Aim of the exercise: Leave out the pictures and repeat the data exactly.

Entries shown:
——————————
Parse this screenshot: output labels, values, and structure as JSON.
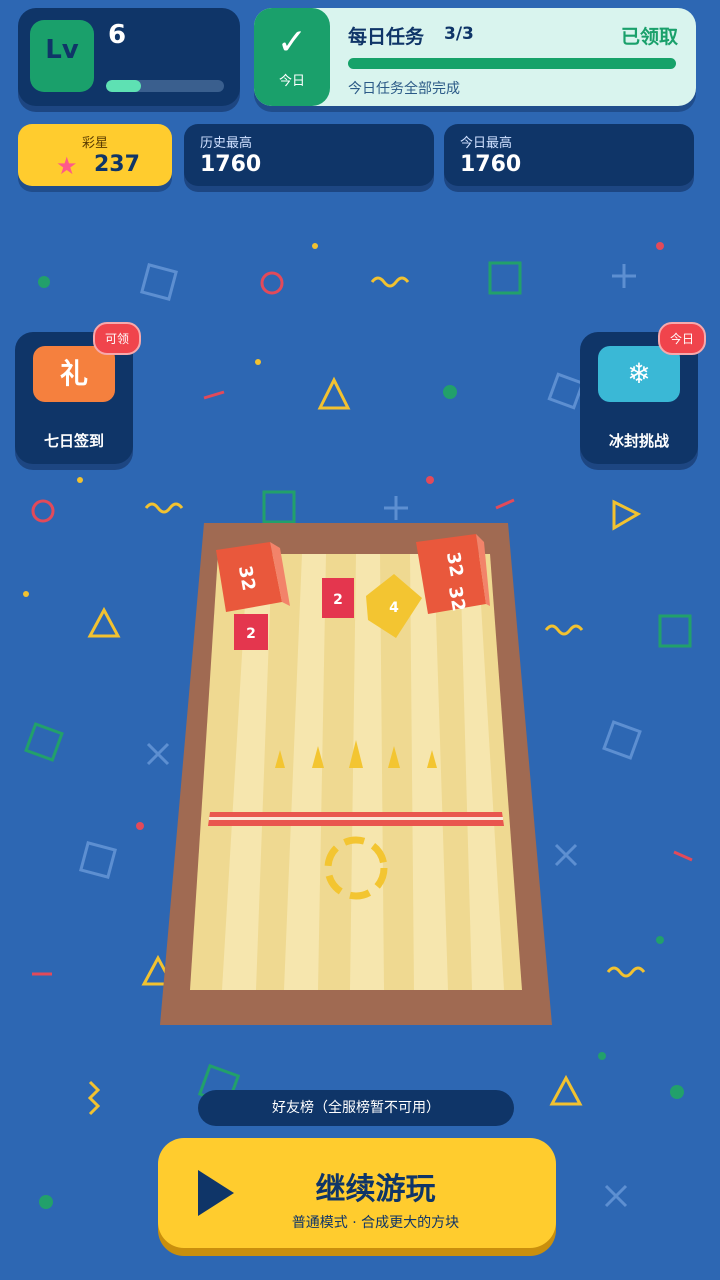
{
  "level": {
    "badge": "Lv",
    "value": "6",
    "progress": 0.3
  },
  "daily_task": {
    "check_icon": "✓",
    "today_label": "今日",
    "title": "每日任务",
    "count": "3/3",
    "status": "已领取",
    "progress": 1.0,
    "subtitle": "今日任务全部完成"
  },
  "stars": {
    "label": "彩星",
    "value": "237",
    "icon": "star-icon"
  },
  "history_best": {
    "label": "历史最高",
    "value": "1760"
  },
  "today_best": {
    "label": "今日最高",
    "value": "1760"
  },
  "signin": {
    "icon_text": "礼",
    "label": "七日签到",
    "badge": "可领"
  },
  "ice": {
    "icon_text": "❄",
    "label": "冰封挑战",
    "badge": "今日"
  },
  "board": {
    "cubes": [
      "32",
      "32",
      "2",
      "2",
      "4",
      "32"
    ]
  },
  "friends_bar": {
    "label": "好友榜（全服榜暂不可用）"
  },
  "play": {
    "title": "继续游玩",
    "subtitle": "普通模式 · 合成更大的方块"
  },
  "colors": {
    "background": "#2d67b3",
    "panel": "#0f3568",
    "accent_green": "#1aa06b",
    "accent_yellow": "#ffcc2e",
    "badge_red": "#f0444c"
  }
}
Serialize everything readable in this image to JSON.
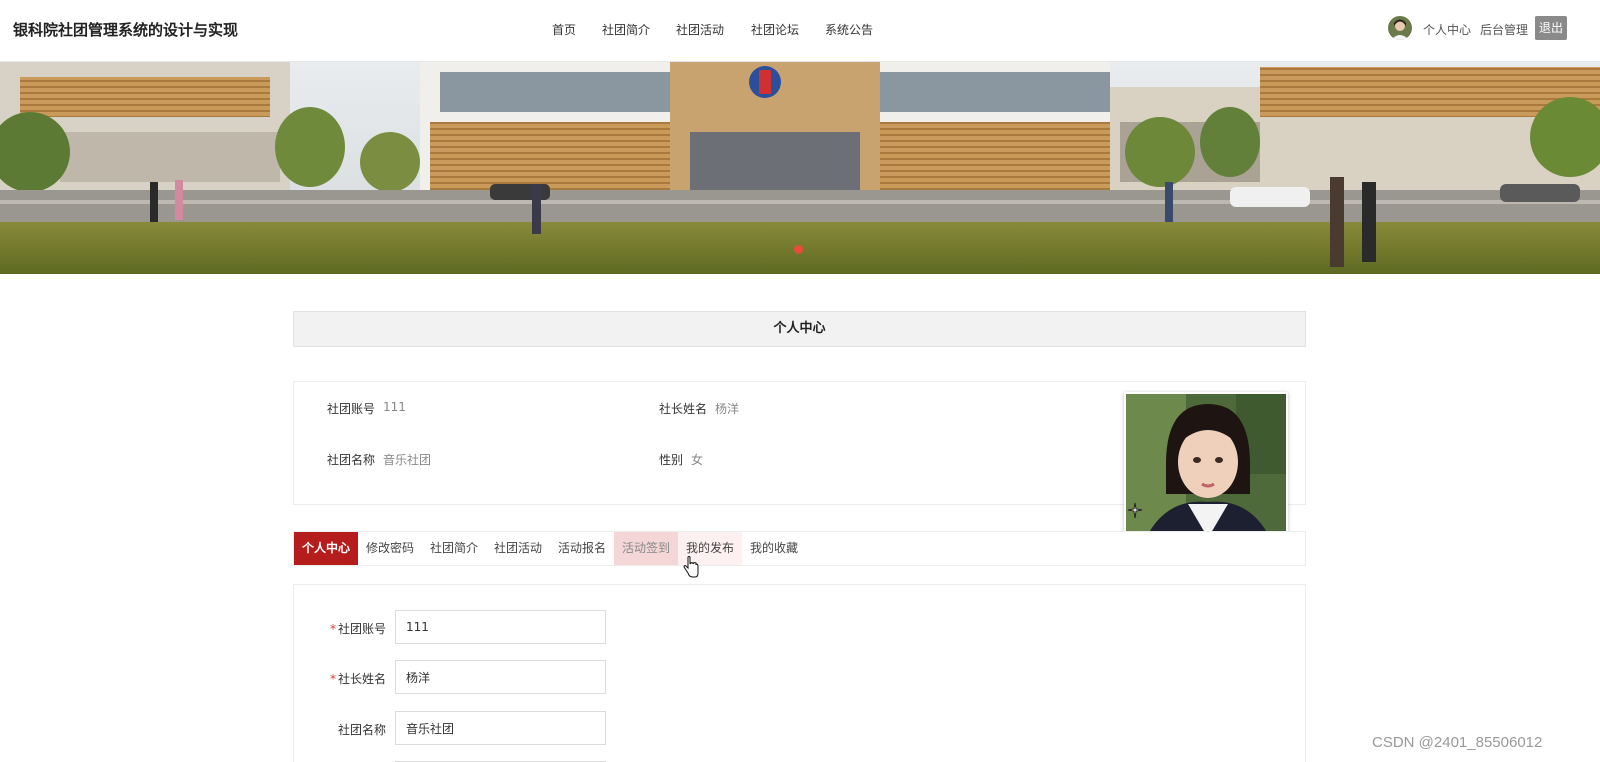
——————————
Task solution:
Parse this screenshot: output labels, values, and structure as JSON.
{
  "level": {
    "badge": "Lv",
    "value": "6",
    "progress": 0.3
  },
  "daily_task": {
    "check_icon": "✓",
    "today_label": "今日",
    "title": "每日任务",
    "count": "3/3",
    "status": "已领取",
    "progress": 1.0,
    "subtitle": "今日任务全部完成"
  },
  "stars": {
    "label": "彩星",
    "value": "237",
    "icon": "star-icon"
  },
  "history_best": {
    "label": "历史最高",
    "value": "1760"
  },
  "today_best": {
    "label": "今日最高",
    "value": "1760"
  },
  "signin": {
    "icon_text": "礼",
    "label": "七日签到",
    "badge": "可领"
  },
  "ice": {
    "icon_text": "❄",
    "label": "冰封挑战",
    "badge": "今日"
  },
  "board": {
    "cubes": [
      "32",
      "32",
      "2",
      "2",
      "4",
      "32"
    ]
  },
  "friends_bar": {
    "label": "好友榜（全服榜暂不可用）"
  },
  "play": {
    "title": "继续游玩",
    "subtitle": "普通模式 · 合成更大的方块"
  },
  "colors": {
    "background": "#2d67b3",
    "panel": "#0f3568",
    "accent_green": "#1aa06b",
    "accent_yellow": "#ffcc2e",
    "badge_red": "#f0444c"
  }
}
Serialize everything readable in this image to JSON.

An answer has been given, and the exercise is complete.